The Letter in the Envelope

2021-06-06 – Year B – Proper 5 – The Rev. Canon Christopher Klukas
Genesis 3:1-21; Psalm 130; 2 Corinthians 4:13-18; Mark 3:20-35

  • Trials challenges and suffering – 2 Corinthians 4:8-9
    • Context of Paul’s ministry. The “super apostles”

Jars of Clay

  • Why suffer? Because of our weakness and our trials, our lives point to the work of God instead of our own power and might.
    • 2 Corinthians 4:7
  • A clay pot was the most common of vessels in the ancient world. Pottery was used for all kinds of household purposes, especially for storing, cooking, and eating food. It had to be broken if something unclean fell into it (Leviticus 11:33).
    • Pottery “…was not a costly material. The well-to-do turned to materials such as ivory, glass, marble, brass and costly wood. Pottery, on the other hand, was the material of the common person. It was used to make everything from pitchers, oil jars and bowls to griddles, washbasins and pots.”
  • Paul says that he (and we!) are like these common clay vessels.
    • Reflection on the gathering of Apostles in The Chosen
  • Why would God choose the weak and unimpressive (you and me) to be bearers of his message?
    • Because the power is his not ours. He doesn’t want the letter to be lost in the envelope.
  • The message is all about Jesus, another person who faced significant trials.

The Persistence of Jesus

  • The Gospel of Mark moves quickly and is full of action.
    • Only three chapters in, Jesus has already gotten on the bad side of the Pharisees through multiple encounters to the point where they are plotting to “destroy him” (3:6).
    • He has also attracted the attention of large crowds because of his ministry of healing, casting out demons, and teaching (3:10-11).
    • In the Gospel today, he has just returned from a trip up a mountain where he called his 12 Apostles, and a crowd gathers around him to the point where he can’t even eat, and his own family thinks he is “out of his mind” (3:20-21).
  • Jesus is persistent in his ministry. There are lots of challenges, lots of people out to get him, limitless numbers of people coming to be healed, little time to get away by himself to pray, and he continues on.
    • Jesus also knows what will eventually happen to him. That his friends will deny and abandon him, he will be mocked, beaten, whipped, and crucified. And he continues on.
    • In his conversation with the Pharisees today, he knows that whatever he says will be used against him, but he challenges their wrong thinking anyway.
  • Persistance can work against you as well.
    • Mark 3:29 – Blasphemy against the Holy Spirit.
    • A person who persists in hardening their heart to the work of God through the Holy Spirit in their lives has cut themselves off from salvation. Like cutting the fuel line in your car, or the electrical cord of your lamp.
    • “This is the sin of the wilfully blind, who persistently refuse the illumination of the Spirit, oppose the Spirit’s work, and justify themselves in doing so by deliberately misrepresenting him.
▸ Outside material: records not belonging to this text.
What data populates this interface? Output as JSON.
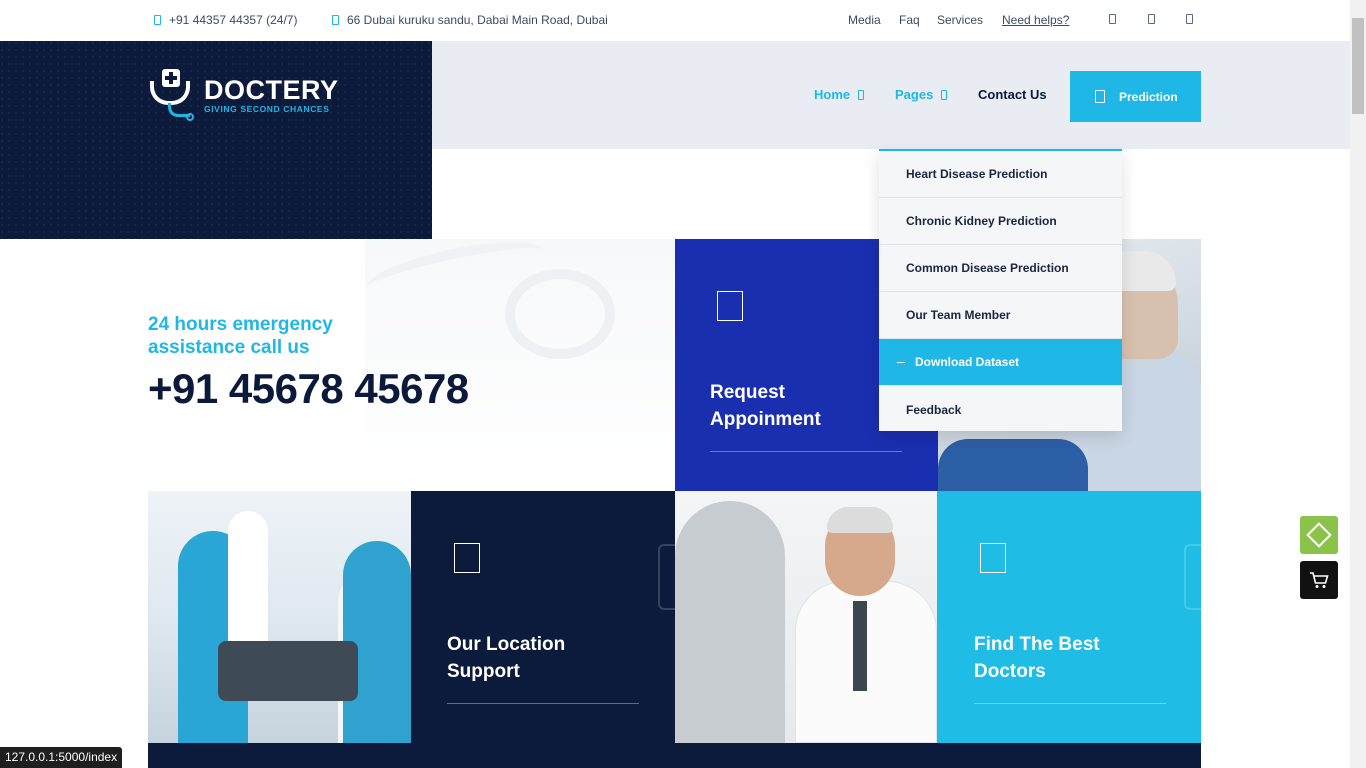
{
  "topbar": {
    "phone": "+91 44357 44357 (24/7)",
    "address": "66 Dubai kuruku sandu, Dabai Main Road, Dubai",
    "links": [
      "Media",
      "Faq",
      "Services",
      "Need helps?"
    ]
  },
  "brand": {
    "name": "DOCTERY",
    "tagline": "GIVING SECOND CHANCES"
  },
  "nav": {
    "home": "Home",
    "pages": "Pages",
    "contact": "Contact Us",
    "prediction": "Prediction"
  },
  "dropdown": {
    "items": [
      "Heart Disease Prediction",
      "Chronic Kidney Prediction",
      "Common Disease Prediction",
      "Our Team Member",
      "Download Dataset",
      "Feedback"
    ],
    "active_index": 4
  },
  "hero": {
    "emergency_line1": "24 hours emergency",
    "emergency_line2": "assistance call us",
    "phone": "+91 45678 45678"
  },
  "tiles": {
    "request_line1": "Request",
    "request_line2": "Appoinment",
    "location_line1": "Our Location",
    "location_line2": "Support",
    "doctors_line1": "Find The Best",
    "doctors_line2": "Doctors"
  },
  "status": {
    "url": "127.0.0.1:5000/index"
  },
  "colors": {
    "accent": "#1fb7e6",
    "navy": "#0c1a3b",
    "royal": "#1a2fb0"
  }
}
For such, there can be no forgiveness, for they have refused the only way of forgiveness that God has provided: indeed, they have slammed the door.” This is a death that leads to death.

Life from Death

  • But, there is also a death that leads to life.
  • Paul gives a second reason why the trials we face are actually a blessing. The trials we face help us to die to our old selves so that we can be renewed in the life that Christ gives us.
    • 2 Corinthians 4:10-11 – Lizard shedding skin
    • When we face trials, we have the opportunity to deny ourselves and identify with Jesus who suffered for us. We get to become more like Jesus.

Conclusion

  • For Jesus, glory came through suffering, and the same holds true for us when we face trials, conflict, and suffering like he did – 2 Corinthians 16-17.

Join the Discussion

Your email address will not be published. Required fields are marked *

arrow